Dataset rows for apps and sites
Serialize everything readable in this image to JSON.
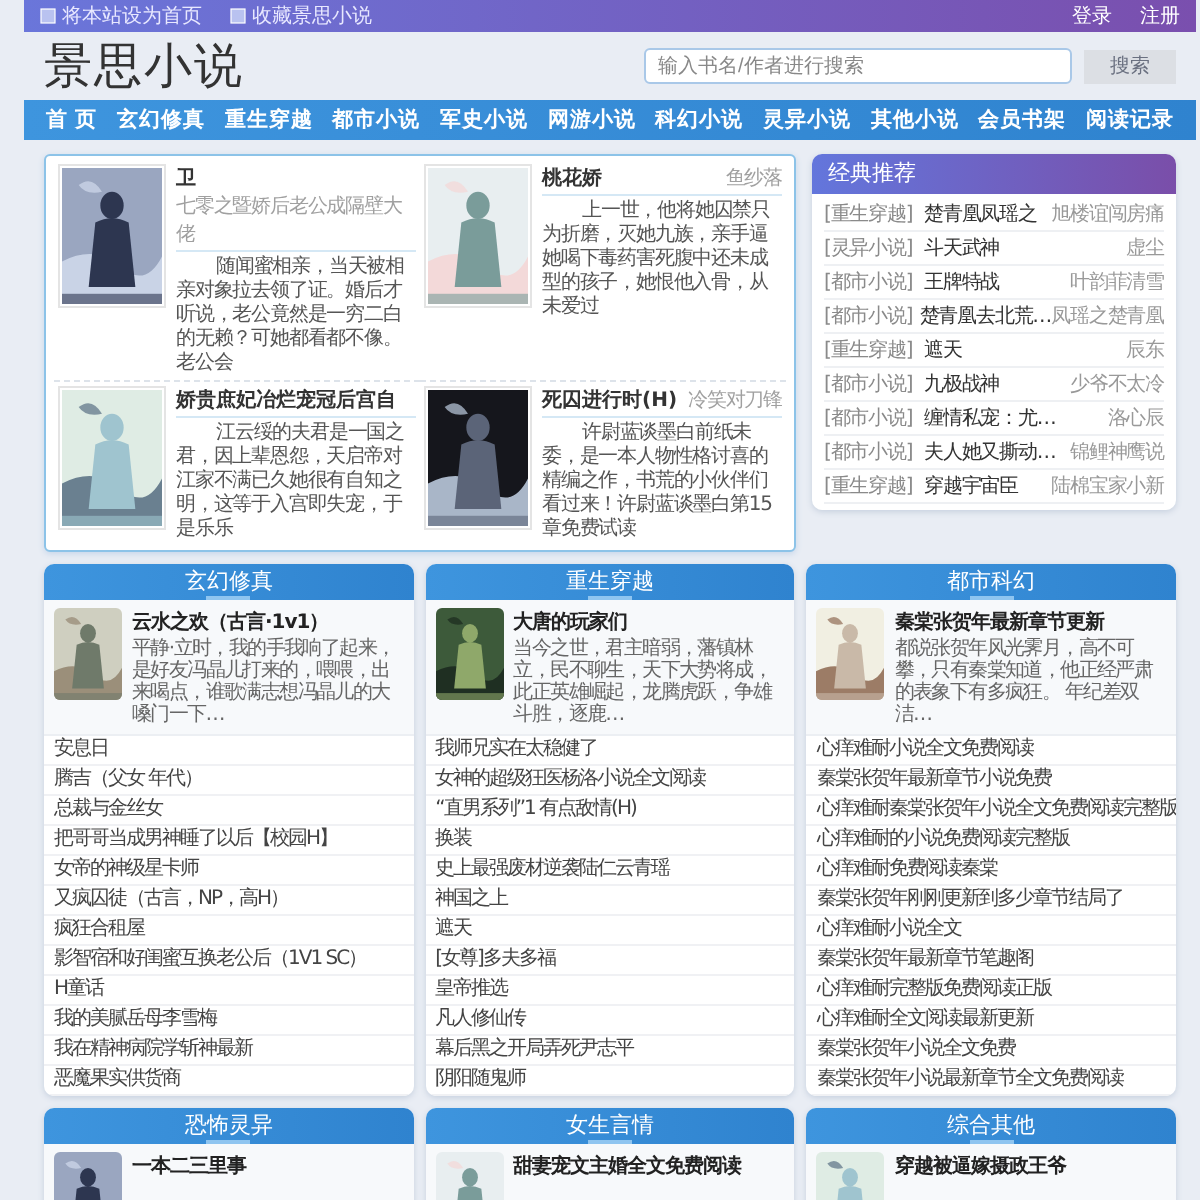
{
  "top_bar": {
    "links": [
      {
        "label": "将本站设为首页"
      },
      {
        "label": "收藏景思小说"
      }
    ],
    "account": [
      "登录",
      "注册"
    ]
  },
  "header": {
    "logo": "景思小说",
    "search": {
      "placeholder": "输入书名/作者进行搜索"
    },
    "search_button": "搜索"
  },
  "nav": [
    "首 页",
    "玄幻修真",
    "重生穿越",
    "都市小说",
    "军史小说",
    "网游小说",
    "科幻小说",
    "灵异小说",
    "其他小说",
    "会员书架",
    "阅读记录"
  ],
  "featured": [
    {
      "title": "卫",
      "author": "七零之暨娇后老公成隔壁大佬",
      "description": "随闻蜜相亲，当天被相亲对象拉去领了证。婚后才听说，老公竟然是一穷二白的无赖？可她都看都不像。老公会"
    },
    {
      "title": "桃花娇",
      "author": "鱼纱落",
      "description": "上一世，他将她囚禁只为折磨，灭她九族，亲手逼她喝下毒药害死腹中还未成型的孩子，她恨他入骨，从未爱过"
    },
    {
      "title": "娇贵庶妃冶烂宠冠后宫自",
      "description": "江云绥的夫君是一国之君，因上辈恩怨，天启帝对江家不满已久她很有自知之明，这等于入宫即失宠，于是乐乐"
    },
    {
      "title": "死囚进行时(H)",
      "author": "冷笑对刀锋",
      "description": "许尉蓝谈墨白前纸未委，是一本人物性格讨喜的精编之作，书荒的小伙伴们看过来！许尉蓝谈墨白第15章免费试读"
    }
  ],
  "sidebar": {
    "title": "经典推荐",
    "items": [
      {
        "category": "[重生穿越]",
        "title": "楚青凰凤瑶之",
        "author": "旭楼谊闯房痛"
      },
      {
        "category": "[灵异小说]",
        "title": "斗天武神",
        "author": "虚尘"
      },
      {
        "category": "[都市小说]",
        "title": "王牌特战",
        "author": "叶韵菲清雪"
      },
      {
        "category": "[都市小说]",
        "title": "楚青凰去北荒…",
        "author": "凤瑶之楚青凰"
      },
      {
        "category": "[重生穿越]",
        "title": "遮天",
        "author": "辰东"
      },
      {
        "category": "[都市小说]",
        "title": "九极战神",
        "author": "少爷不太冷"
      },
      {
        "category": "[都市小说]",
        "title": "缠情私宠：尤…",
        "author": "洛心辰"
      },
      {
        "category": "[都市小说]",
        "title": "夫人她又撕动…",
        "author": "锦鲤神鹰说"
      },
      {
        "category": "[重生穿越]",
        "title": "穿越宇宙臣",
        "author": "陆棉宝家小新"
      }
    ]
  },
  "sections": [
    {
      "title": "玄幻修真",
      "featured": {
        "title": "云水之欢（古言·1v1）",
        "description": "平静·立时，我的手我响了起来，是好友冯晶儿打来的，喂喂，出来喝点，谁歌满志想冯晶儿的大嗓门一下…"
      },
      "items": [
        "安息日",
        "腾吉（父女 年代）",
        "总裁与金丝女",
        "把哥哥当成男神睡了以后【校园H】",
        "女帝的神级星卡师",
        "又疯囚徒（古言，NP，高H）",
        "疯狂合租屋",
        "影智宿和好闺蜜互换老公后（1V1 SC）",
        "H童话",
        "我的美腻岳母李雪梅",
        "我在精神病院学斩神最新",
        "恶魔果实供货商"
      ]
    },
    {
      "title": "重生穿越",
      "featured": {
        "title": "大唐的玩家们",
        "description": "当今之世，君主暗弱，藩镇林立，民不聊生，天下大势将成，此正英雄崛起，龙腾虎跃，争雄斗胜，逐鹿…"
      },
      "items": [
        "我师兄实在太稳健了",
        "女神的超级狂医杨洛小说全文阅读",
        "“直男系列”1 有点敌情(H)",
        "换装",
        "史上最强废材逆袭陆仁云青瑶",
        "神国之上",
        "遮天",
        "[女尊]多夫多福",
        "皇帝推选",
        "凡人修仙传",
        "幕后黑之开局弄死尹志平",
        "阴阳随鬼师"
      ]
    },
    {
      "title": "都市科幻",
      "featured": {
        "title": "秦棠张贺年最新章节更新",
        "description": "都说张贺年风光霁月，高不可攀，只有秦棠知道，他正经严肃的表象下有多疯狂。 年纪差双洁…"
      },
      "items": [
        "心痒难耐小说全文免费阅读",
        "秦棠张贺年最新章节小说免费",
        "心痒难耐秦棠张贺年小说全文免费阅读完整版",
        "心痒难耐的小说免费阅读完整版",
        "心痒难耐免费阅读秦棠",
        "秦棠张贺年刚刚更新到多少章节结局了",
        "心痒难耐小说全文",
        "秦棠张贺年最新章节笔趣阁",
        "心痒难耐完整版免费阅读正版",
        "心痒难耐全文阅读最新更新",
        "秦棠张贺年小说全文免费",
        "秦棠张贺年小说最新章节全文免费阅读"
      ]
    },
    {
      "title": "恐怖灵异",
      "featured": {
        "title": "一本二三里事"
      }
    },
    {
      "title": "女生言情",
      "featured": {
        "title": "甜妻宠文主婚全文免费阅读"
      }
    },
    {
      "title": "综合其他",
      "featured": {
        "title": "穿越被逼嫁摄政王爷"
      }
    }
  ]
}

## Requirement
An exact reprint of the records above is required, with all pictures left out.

## Response to this exercise
Serialize everything readable in this image to JSON.
{
  "top_bar": {
    "links": [
      {
        "label": "将本站设为首页"
      },
      {
        "label": "收藏景思小说"
      }
    ],
    "account": [
      "登录",
      "注册"
    ]
  },
  "header": {
    "logo": "景思小说",
    "search": {
      "placeholder": "输入书名/作者进行搜索"
    },
    "search_button": "搜索"
  },
  "nav": [
    "首 页",
    "玄幻修真",
    "重生穿越",
    "都市小说",
    "军史小说",
    "网游小说",
    "科幻小说",
    "灵异小说",
    "其他小说",
    "会员书架",
    "阅读记录"
  ],
  "featured": [
    {
      "title": "卫",
      "author": "七零之暨娇后老公成隔壁大佬",
      "description": "随闻蜜相亲，当天被相亲对象拉去领了证。婚后才听说，老公竟然是一穷二白的无赖？可她都看都不像。老公会"
    },
    {
      "title": "桃花娇",
      "author": "鱼纱落",
      "description": "上一世，他将她囚禁只为折磨，灭她九族，亲手逼她喝下毒药害死腹中还未成型的孩子，她恨他入骨，从未爱过"
    },
    {
      "title": "娇贵庶妃冶烂宠冠后宫自",
      "description": "江云绥的夫君是一国之君，因上辈恩怨，天启帝对江家不满已久她很有自知之明，这等于入宫即失宠，于是乐乐"
    },
    {
      "title": "死囚进行时(H)",
      "author": "冷笑对刀锋",
      "description": "许尉蓝谈墨白前纸未委，是一本人物性格讨喜的精编之作，书荒的小伙伴们看过来！许尉蓝谈墨白第15章免费试读"
    }
  ],
  "sidebar": {
    "title": "经典推荐",
    "items": [
      {
        "category": "[重生穿越]",
        "title": "楚青凰凤瑶之",
        "author": "旭楼谊闯房痛"
      },
      {
        "category": "[灵异小说]",
        "title": "斗天武神",
        "author": "虚尘"
      },
      {
        "category": "[都市小说]",
        "title": "王牌特战",
        "author": "叶韵菲清雪"
      },
      {
        "category": "[都市小说]",
        "title": "楚青凰去北荒…",
        "author": "凤瑶之楚青凰"
      },
      {
        "category": "[重生穿越]",
        "title": "遮天",
        "author": "辰东"
      },
      {
        "category": "[都市小说]",
        "title": "九极战神",
        "author": "少爷不太冷"
      },
      {
        "category": "[都市小说]",
        "title": "缠情私宠：尤…",
        "author": "洛心辰"
      },
      {
        "category": "[都市小说]",
        "title": "夫人她又撕动…",
        "author": "锦鲤神鹰说"
      },
      {
        "category": "[重生穿越]",
        "title": "穿越宇宙臣",
        "author": "陆棉宝家小新"
      }
    ]
  },
  "sections": [
    {
      "title": "玄幻修真",
      "featured": {
        "title": "云水之欢（古言·1v1）",
        "description": "平静·立时，我的手我响了起来，是好友冯晶儿打来的，喂喂，出来喝点，谁歌满志想冯晶儿的大嗓门一下…"
      },
      "items": [
        "安息日",
        "腾吉（父女 年代）",
        "总裁与金丝女",
        "把哥哥当成男神睡了以后【校园H】",
        "女帝的神级星卡师",
        "又疯囚徒（古言，NP，高H）",
        "疯狂合租屋",
        "影智宿和好闺蜜互换老公后（1V1 SC）",
        "H童话",
        "我的美腻岳母李雪梅",
        "我在精神病院学斩神最新",
        "恶魔果实供货商"
      ]
    },
    {
      "title": "重生穿越",
      "featured": {
        "title": "大唐的玩家们",
        "description": "当今之世，君主暗弱，藩镇林立，民不聊生，天下大势将成，此正英雄崛起，龙腾虎跃，争雄斗胜，逐鹿…"
      },
      "items": [
        "我师兄实在太稳健了",
        "女神的超级狂医杨洛小说全文阅读",
        "“直男系列”1 有点敌情(H)",
        "换装",
        "史上最强废材逆袭陆仁云青瑶",
        "神国之上",
        "遮天",
        "[女尊]多夫多福",
        "皇帝推选",
        "凡人修仙传",
        "幕后黑之开局弄死尹志平",
        "阴阳随鬼师"
      ]
    },
    {
      "title": "都市科幻",
      "featured": {
        "title": "秦棠张贺年最新章节更新",
        "description": "都说张贺年风光霁月，高不可攀，只有秦棠知道，他正经严肃的表象下有多疯狂。 年纪差双洁…"
      },
      "items": [
        "心痒难耐小说全文免费阅读",
        "秦棠张贺年最新章节小说免费",
        "心痒难耐秦棠张贺年小说全文免费阅读完整版",
        "心痒难耐的小说免费阅读完整版",
        "心痒难耐免费阅读秦棠",
        "秦棠张贺年刚刚更新到多少章节结局了",
        "心痒难耐小说全文",
        "秦棠张贺年最新章节笔趣阁",
        "心痒难耐完整版免费阅读正版",
        "心痒难耐全文阅读最新更新",
        "秦棠张贺年小说全文免费",
        "秦棠张贺年小说最新章节全文免费阅读"
      ]
    },
    {
      "title": "恐怖灵异",
      "featured": {
        "title": "一本二三里事"
      }
    },
    {
      "title": "女生言情",
      "featured": {
        "title": "甜妻宠文主婚全文免费阅读"
      }
    },
    {
      "title": "综合其他",
      "featured": {
        "title": "穿越被逼嫁摄政王爷"
      }
    }
  ]
}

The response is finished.